By Robin G. Jordan
This week on another website one of the moderators was advocating that churches with the resources engage in a campaign of nuisance litigation against dioceses that have taken them to court and seized their property. He was advocating taking this action even when there was no hope of regaining the lost property due to court rulings in the province or state. His rationale was that litigation was expensive and protracted litigation would greatly weaken the diocese’s ability to promote the liberal gospel of radical inclusion, pluralism, and universal salvation due to the drain upon its resources. Such a campaign might exhaust the diocese’s resources altogether; force it into debt and even bankruptcy.
The moderator in question did not appear to be taking into consideration that such litigation would also drain the resources of the churches adopting this strategy. His former diocese had seized the property of his own church after it voted to terminate its affiliation with the Episcopal Church and the diocese. Anger over the loss of the property and liberal successes in the courts in property cases, in particular in the Diocese of New Westminster in Vancouver, British Columbia, appeared to be coloring his thinking
Spending money needed to carry out the church’s mission on protracted litigation that can accomplish nothing but drain the resources of both sides, however, does not strike me to be a wise stewardship of the resources that God has given the church. While protracted litigation may cause the diocese to exhaust its resources, it will be a Pyrrhic victory since it will exhaust the church’s own resources or seriously deplete them.
Engaging in costly and fruitless litigation simply to inflict injury upon the diocese does not seem consistent with Jesus’ own teachings.
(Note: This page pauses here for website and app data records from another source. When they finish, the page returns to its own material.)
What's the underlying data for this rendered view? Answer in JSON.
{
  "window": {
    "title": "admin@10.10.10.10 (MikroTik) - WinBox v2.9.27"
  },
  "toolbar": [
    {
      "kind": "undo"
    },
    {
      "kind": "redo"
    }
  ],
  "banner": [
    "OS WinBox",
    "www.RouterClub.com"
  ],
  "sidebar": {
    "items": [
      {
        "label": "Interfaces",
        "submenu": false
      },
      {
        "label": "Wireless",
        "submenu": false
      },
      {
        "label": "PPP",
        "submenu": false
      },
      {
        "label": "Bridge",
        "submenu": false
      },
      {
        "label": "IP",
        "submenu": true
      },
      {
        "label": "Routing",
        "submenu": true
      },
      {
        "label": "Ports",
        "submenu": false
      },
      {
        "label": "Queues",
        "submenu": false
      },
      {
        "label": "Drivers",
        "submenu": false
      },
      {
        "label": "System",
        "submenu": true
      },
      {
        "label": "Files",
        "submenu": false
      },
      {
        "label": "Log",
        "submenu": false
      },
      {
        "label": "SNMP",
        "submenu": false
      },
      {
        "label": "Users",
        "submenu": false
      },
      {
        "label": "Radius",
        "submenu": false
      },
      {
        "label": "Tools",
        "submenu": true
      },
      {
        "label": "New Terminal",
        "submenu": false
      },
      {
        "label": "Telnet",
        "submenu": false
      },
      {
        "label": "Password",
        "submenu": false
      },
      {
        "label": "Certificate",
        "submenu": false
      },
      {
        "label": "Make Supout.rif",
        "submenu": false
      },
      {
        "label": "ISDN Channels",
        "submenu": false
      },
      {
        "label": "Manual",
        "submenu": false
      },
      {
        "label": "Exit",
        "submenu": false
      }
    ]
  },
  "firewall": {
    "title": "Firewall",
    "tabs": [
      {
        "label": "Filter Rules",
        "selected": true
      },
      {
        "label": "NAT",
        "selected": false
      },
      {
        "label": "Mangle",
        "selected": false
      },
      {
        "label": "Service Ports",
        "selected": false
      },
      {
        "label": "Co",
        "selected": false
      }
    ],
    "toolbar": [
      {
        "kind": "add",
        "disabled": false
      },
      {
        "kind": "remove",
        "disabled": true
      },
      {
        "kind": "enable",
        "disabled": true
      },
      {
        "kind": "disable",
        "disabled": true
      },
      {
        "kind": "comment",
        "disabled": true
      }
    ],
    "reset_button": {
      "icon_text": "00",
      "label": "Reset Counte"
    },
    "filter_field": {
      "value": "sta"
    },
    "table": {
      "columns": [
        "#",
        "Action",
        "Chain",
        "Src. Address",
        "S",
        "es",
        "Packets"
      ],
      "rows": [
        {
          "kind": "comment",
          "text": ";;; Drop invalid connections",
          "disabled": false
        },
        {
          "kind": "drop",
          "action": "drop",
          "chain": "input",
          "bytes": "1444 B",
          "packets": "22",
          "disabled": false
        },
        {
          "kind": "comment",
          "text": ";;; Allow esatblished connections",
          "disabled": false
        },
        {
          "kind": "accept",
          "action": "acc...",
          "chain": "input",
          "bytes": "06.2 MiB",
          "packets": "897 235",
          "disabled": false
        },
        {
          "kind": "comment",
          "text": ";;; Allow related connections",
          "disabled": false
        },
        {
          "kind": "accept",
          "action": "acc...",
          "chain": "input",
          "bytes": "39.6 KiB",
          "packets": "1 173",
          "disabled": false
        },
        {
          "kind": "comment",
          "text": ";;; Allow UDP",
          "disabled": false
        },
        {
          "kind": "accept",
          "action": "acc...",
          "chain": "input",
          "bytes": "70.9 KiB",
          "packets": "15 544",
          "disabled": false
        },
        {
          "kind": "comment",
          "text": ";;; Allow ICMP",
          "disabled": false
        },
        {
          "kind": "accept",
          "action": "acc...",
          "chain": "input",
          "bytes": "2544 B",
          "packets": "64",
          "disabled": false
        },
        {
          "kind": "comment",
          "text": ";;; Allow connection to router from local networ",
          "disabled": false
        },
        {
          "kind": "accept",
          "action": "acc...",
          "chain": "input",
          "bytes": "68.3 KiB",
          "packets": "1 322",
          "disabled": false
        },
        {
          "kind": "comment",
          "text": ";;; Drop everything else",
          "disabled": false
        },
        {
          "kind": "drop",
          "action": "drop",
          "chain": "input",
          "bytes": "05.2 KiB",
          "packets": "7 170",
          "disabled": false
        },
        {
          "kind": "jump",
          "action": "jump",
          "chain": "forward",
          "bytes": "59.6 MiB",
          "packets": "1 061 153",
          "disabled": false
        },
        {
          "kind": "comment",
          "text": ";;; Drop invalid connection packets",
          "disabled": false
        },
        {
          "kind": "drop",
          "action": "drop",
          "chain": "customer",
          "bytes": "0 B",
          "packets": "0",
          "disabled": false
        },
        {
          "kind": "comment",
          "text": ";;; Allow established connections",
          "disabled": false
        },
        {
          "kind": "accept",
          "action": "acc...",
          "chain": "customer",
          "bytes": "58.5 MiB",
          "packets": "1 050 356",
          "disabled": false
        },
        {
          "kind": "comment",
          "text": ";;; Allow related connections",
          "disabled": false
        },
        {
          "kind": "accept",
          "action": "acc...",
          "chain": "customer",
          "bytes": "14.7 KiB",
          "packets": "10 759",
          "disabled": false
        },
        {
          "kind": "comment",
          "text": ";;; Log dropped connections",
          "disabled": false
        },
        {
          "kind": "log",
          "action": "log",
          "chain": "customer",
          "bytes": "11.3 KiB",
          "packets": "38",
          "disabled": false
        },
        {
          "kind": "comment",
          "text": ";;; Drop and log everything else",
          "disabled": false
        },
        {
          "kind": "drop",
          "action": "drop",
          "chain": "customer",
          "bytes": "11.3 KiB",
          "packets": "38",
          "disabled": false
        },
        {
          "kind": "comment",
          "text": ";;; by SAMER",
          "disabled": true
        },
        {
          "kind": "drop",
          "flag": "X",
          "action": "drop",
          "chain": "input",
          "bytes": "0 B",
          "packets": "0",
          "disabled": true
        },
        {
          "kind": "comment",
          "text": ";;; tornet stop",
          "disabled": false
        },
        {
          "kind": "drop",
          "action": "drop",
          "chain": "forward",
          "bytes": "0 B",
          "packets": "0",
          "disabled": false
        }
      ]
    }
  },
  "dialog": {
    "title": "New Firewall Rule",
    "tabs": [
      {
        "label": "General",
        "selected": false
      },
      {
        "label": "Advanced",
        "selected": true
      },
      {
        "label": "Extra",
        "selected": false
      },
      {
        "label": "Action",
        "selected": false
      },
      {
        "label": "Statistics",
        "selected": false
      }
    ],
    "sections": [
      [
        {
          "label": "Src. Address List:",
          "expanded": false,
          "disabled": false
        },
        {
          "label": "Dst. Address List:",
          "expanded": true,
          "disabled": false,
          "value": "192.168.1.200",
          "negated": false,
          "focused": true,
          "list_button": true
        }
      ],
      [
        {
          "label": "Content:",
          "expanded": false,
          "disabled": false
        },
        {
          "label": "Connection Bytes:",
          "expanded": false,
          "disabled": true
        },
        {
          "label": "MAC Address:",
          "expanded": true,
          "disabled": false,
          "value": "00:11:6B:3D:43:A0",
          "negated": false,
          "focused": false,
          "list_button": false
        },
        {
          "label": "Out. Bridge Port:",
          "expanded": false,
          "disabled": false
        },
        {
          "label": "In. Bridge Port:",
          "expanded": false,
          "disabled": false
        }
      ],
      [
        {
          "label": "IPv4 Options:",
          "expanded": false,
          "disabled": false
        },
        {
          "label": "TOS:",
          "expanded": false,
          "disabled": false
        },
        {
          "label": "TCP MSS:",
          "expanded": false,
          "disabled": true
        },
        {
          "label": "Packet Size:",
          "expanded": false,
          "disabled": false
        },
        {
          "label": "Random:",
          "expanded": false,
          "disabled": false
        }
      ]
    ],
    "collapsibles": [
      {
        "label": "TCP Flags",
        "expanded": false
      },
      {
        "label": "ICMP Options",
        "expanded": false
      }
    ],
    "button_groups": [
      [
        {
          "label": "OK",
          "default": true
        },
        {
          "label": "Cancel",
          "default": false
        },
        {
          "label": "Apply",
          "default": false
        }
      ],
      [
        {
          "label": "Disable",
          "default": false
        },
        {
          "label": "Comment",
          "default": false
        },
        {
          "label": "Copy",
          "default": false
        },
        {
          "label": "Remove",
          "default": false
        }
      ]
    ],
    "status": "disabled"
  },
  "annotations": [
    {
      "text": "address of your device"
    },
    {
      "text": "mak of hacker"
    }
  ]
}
In the Sermon on the Mount Jesus told the disciples and the multitude:
You have heard that it was said, 'An eye for an eye and a tooth for a tooth.' But I say to you, Do not resist the one who is evil. But if anyone slaps you on the right cheek, turn to him the other also. And if anyone would sue you and take your tunic, let him have your cloak as well. And if anyone forces you to go one mile, go with him two miles. Give to the one who begs from you, and do not refuse the one who would borrow from you. (Matthew 5:38-42 ESV)
He went on to tell them:
"You have heard that it was said, 'You shall love your neighbor and hate your enemy.' But I say to you, Love your enemies and pray for those who persecute you, so that you may be sons of your Father who is in heaven. For he makes his sun rise on the evil and on the good, and sends rain on the just and on the unjust. For if you love those who love you, what reward do you have? Do not even the tax collectors do the same? And if you greet only your brothers, what more are you doing than others? Do not even the Gentiles do the same? You therefore must be perfect, as your heavenly Father is perfect. (Matthew 5:43-48 ESV)
While it may be very human to desire vengeance, it is certainly not Christian to seek it, to take retaliatory measures against those we consider our enemies. To do so is a work of the flesh, according to Galatians 5:19-21. Those who practice the works of the flesh, Paul forewarns the Galatians, shall not inherit the Kingdom of God (Galatians 5:21).
For God’s people to suffer while the wicked prosper is nothing new. Longsuffering Paul identifies in his Epistle to the Galatians as one of the fruit of the Spirit (Galatians 5:23). Jesus did not promise his disciples that following him would be easy going and they would not face persecution.
A church that is engaging in costly and fruitless litigation is also going to have a hard time attracting new members. Newcomers will quickly sense that to the long-time members they are simply another giving unit that will help finance the church’s court battles with the diocese. In a time of economic uncertainty when some denominations like the Roman Catholic Church are closing or consolidating churches and parochial schools, channeling the resources of the church into such litigation makes no sense.
To my mind a better use of a church’s resources would be the planting of new churches and the establishment of new church campuses. If God has blessed a particular church with ample resources, it is for one purpose and one purpose alone—to fulfill the Great Commission.
Churches that have lost property to their former diocese need to put this painful and unpleasant experience behind them. They also need to reflect upon what God has taught them through this experience. He has shown them that a church is not a building but a people on a mission. He has shown them new ways of “doing church.” This may be the reason that he let the church lose the property in the first place. It needed to discover what it really means to be Christ’s Church. Buildings have a way of replacing mission as the primary focus of a church. Taking away a church’s building may be God’s way of helping a church to refocus on God’s priorities instead of its own. It would not be the first time God has used shock treatment to bring his people to their senses.
The loss of a building or building complex also may be a test of faith. God tries our faith in numerous ways. God wants us to obey and trust Him no matter what happens. In addition God uses such experiences to foster our growth as disciples of Jesus Christ.
Jesus told the disciples that they were the salt of the earth, not only giving savor to the world but also fertilizing and purifying it. Salt is not of much use if it forms a clump in the saltshaker and does not come out when the saltshaker is shaken. When this happens, God will give the saltshaker a good sharp rap, separating the grains of salt so that they will flow freely again—into the world.